(Element data from apps and pages)
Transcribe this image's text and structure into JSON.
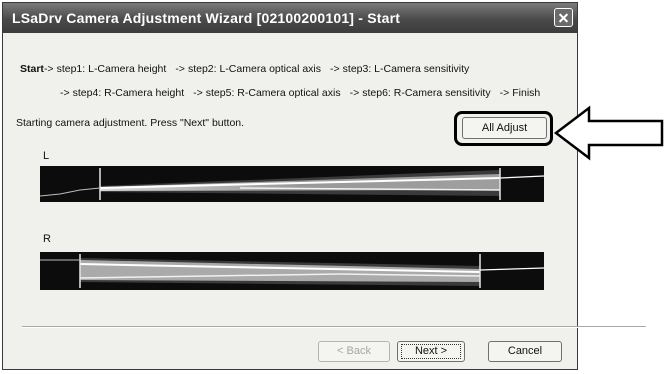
{
  "window": {
    "title": "LSaDrv Camera Adjustment Wizard [02100200101] - Start"
  },
  "steps": {
    "start": "Start",
    "arrow": "->",
    "row1": [
      "step1: L-Camera height",
      "step2: L-Camera optical axis",
      "step3: L-Camera sensitivity"
    ],
    "row2": [
      "step4: R-Camera height",
      "step5: R-Camera optical axis",
      "step6: R-Camera sensitivity",
      "Finish"
    ]
  },
  "message": "Starting camera adjustment. Press \"Next\" button.",
  "buttons": {
    "all_adjust": "All Adjust",
    "back": "< Back",
    "next": "Next >",
    "cancel": "Cancel"
  },
  "camera_labels": {
    "left": "L",
    "right": "R"
  },
  "icons": {
    "close": "close-icon",
    "callout": "arrow-left-callout-icon"
  }
}
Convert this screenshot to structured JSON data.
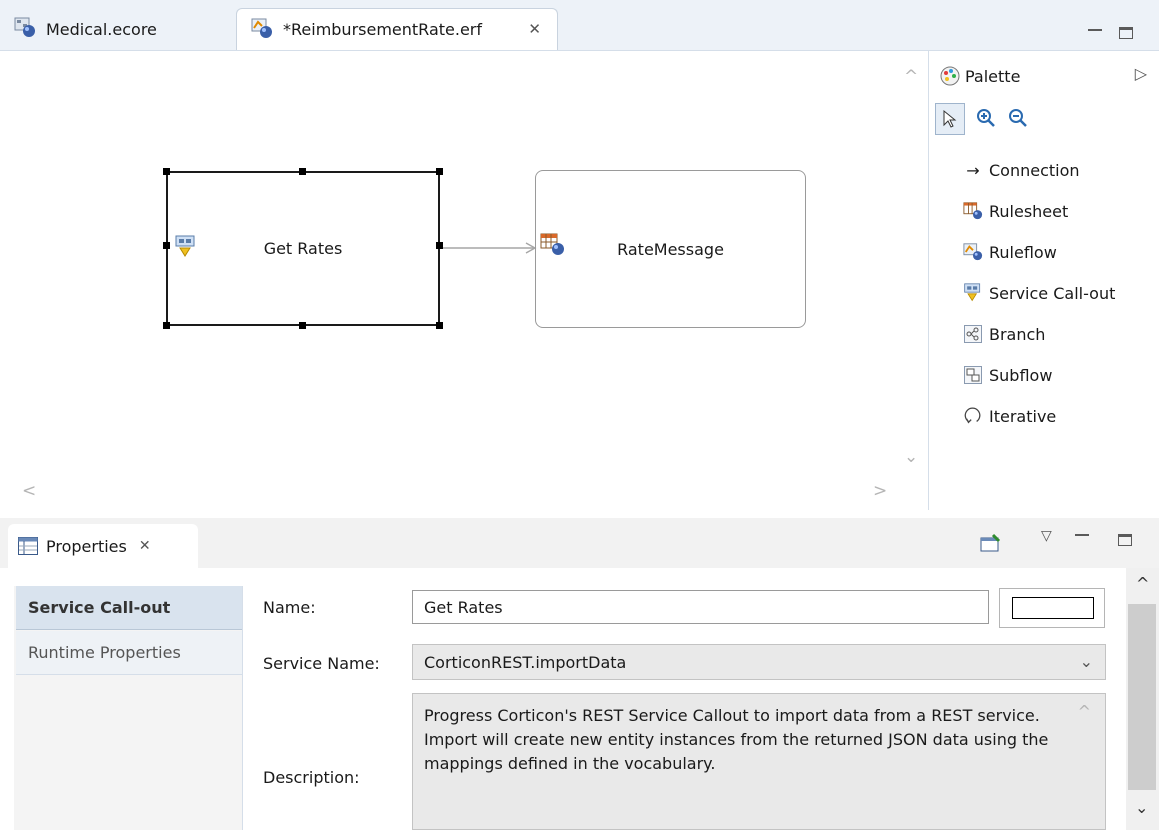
{
  "editor": {
    "tabs": [
      {
        "label": "Medical.ecore",
        "icon": "ecore-model-icon",
        "active": false
      },
      {
        "label": "*ReimbursementRate.erf",
        "icon": "ruleflow-icon",
        "active": true
      }
    ],
    "tab_close_glyph": "✕"
  },
  "canvas": {
    "nodes": [
      {
        "label": "Get Rates",
        "type": "Service Call-out",
        "selected": true
      },
      {
        "label": "RateMessage",
        "type": "Rulesheet",
        "selected": false
      }
    ]
  },
  "palette": {
    "title": "Palette",
    "items": [
      {
        "label": "Connection",
        "icon": "arrow-icon"
      },
      {
        "label": "Rulesheet",
        "icon": "rulesheet-icon"
      },
      {
        "label": "Ruleflow",
        "icon": "ruleflow-icon"
      },
      {
        "label": "Service Call-out",
        "icon": "service-callout-icon"
      },
      {
        "label": "Branch",
        "icon": "branch-icon"
      },
      {
        "label": "Subflow",
        "icon": "subflow-icon"
      },
      {
        "label": "Iterative",
        "icon": "iterative-icon"
      }
    ]
  },
  "properties": {
    "tab_label": "Properties",
    "side_tabs": [
      "Service Call-out",
      "Runtime Properties"
    ],
    "name_label": "Name:",
    "name_value": "Get Rates",
    "service_label": "Service Name:",
    "service_value": "CorticonREST.importData",
    "description_label": "Description:",
    "description_value": "Progress Corticon's REST Service Callout to import data from a REST service. Import will create new entity instances from the returned JSON data using the mappings defined in the vocabulary."
  },
  "colors": {
    "tab_strip": "#edf2f8",
    "selected_side_tab": "#d9e3ee",
    "readonly_field": "#e9e9e9"
  }
}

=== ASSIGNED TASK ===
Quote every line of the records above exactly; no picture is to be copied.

=== TASK ANSWER ===
Transcribe this image's text and structure into JSON.
{
  "window": {
    "title": "LSaDrv Camera Adjustment Wizard [02100200101] - Start"
  },
  "steps": {
    "start": "Start",
    "arrow": "->",
    "row1": [
      "step1: L-Camera height",
      "step2: L-Camera optical axis",
      "step3: L-Camera sensitivity"
    ],
    "row2": [
      "step4: R-Camera height",
      "step5: R-Camera optical axis",
      "step6: R-Camera sensitivity",
      "Finish"
    ]
  },
  "message": "Starting camera adjustment. Press \"Next\" button.",
  "buttons": {
    "all_adjust": "All Adjust",
    "back": "< Back",
    "next": "Next >",
    "cancel": "Cancel"
  },
  "camera_labels": {
    "left": "L",
    "right": "R"
  },
  "icons": {
    "close": "close-icon",
    "callout": "arrow-left-callout-icon"
  }
}
Convert this screenshot to structured JSON data.
{
  "editor": {
    "tabs": [
      {
        "label": "Medical.ecore",
        "icon": "ecore-model-icon",
        "active": false
      },
      {
        "label": "*ReimbursementRate.erf",
        "icon": "ruleflow-icon",
        "active": true
      }
    ],
    "tab_close_glyph": "✕"
  },
  "canvas": {
    "nodes": [
      {
        "label": "Get Rates",
        "type": "Service Call-out",
        "selected": true
      },
      {
        "label": "RateMessage",
        "type": "Rulesheet",
        "selected": false
      }
    ]
  },
  "palette": {
    "title": "Palette",
    "items": [
      {
        "label": "Connection",
        "icon": "arrow-icon"
      },
      {
        "label": "Rulesheet",
        "icon": "rulesheet-icon"
      },
      {
        "label": "Ruleflow",
        "icon": "ruleflow-icon"
      },
      {
        "label": "Service Call-out",
        "icon": "service-callout-icon"
      },
      {
        "label": "Branch",
        "icon": "branch-icon"
      },
      {
        "label": "Subflow",
        "icon": "subflow-icon"
      },
      {
        "label": "Iterative",
        "icon": "iterative-icon"
      }
    ]
  },
  "properties": {
    "tab_label": "Properties",
    "side_tabs": [
      "Service Call-out",
      "Runtime Properties"
    ],
    "name_label": "Name:",
    "name_value": "Get Rates",
    "service_label": "Service Name:",
    "service_value": "CorticonREST.importData",
    "description_label": "Description:",
    "description_value": "Progress Corticon's REST Service Callout to import data from a REST service. Import will create new entity instances from the returned JSON data using the mappings defined in the vocabulary."
  },
  "colors": {
    "tab_strip": "#edf2f8",
    "selected_side_tab": "#d9e3ee",
    "readonly_field": "#e9e9e9"
  }
}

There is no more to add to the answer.